### BRIEF:
The lines to be copied are those below that contain "this".
[RECORDS PROVIDED]
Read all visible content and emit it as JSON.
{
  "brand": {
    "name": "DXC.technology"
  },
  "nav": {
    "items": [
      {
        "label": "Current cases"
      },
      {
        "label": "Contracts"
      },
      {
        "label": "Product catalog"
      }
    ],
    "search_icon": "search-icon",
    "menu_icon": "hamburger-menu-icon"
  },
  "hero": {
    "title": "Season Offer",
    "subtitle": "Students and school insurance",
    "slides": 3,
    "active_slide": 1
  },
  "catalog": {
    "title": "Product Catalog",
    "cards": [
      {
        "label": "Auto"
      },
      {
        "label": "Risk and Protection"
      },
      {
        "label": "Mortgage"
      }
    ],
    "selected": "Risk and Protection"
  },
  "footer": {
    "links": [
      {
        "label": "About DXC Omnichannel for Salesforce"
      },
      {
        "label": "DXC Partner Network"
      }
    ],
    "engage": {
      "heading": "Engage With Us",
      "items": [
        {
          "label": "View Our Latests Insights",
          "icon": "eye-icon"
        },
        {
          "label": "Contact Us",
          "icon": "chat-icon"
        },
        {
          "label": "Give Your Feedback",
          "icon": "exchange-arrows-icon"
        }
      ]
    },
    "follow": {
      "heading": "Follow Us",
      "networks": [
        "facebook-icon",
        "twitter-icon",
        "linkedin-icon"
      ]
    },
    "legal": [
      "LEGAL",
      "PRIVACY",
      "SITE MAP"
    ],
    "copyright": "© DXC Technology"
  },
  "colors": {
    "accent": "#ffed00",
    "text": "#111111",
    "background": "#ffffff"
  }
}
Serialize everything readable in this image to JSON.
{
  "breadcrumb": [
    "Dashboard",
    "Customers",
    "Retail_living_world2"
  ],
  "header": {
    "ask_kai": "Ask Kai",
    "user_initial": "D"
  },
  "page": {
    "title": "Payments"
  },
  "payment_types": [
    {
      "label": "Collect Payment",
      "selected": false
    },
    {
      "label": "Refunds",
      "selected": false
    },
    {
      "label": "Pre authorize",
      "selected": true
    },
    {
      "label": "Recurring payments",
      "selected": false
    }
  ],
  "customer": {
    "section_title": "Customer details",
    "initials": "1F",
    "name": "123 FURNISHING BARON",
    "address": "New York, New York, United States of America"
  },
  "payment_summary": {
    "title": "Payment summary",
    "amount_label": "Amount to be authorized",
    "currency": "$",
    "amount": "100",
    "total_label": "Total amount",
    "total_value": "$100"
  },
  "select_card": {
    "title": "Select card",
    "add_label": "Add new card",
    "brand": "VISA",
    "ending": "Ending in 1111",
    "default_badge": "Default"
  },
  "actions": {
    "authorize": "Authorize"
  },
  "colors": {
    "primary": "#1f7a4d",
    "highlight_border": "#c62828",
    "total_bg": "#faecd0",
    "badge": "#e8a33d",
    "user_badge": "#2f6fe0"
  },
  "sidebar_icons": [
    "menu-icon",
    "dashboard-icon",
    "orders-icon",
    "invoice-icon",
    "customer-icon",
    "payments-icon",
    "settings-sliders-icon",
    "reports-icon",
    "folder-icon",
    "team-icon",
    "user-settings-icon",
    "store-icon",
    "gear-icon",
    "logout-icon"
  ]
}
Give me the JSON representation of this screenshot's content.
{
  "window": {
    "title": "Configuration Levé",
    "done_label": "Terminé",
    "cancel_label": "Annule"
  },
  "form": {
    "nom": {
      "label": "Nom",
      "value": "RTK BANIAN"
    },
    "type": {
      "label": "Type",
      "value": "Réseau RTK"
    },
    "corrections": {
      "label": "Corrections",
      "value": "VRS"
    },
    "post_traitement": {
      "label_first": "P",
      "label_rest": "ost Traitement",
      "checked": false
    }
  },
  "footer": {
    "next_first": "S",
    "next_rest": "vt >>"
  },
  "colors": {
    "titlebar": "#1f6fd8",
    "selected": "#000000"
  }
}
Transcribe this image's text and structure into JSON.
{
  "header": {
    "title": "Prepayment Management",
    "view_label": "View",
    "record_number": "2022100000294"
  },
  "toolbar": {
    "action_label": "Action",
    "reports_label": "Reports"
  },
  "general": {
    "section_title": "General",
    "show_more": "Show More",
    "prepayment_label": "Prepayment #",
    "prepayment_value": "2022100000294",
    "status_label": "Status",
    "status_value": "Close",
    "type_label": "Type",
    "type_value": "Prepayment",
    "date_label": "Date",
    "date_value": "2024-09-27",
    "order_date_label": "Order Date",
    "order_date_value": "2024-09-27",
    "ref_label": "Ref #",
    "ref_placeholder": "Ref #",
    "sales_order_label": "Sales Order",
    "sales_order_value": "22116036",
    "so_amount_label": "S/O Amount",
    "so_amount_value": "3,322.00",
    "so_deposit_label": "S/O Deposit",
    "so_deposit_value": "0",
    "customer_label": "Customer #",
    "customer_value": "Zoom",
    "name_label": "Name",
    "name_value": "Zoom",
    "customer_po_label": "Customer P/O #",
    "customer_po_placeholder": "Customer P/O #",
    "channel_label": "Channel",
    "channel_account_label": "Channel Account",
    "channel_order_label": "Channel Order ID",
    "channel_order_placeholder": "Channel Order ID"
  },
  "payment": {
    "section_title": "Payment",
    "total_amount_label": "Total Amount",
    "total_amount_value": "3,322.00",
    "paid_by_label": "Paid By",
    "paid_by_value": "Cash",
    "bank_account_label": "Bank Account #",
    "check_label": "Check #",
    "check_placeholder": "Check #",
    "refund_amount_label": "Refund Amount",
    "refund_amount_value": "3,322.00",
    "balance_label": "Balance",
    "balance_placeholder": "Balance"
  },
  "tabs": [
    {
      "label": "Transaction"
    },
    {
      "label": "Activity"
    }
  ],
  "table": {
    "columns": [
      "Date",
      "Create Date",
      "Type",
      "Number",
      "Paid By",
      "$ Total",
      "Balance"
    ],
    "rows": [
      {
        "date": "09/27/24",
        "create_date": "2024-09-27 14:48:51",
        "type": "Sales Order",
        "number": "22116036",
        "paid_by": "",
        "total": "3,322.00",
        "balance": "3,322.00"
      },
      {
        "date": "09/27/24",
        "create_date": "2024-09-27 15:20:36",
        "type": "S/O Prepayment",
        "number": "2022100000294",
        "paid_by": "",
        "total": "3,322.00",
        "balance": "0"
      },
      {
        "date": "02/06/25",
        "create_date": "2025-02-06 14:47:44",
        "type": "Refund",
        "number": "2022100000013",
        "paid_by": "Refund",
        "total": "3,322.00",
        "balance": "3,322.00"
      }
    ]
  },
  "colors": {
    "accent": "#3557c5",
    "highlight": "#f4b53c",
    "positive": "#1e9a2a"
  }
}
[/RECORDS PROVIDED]
### SOLUTION BELOW:
Serialize everything readable in this image to JSON.
Give me the JSON representation of this screenshot's content.
Transcribe this image's text and structure into JSON.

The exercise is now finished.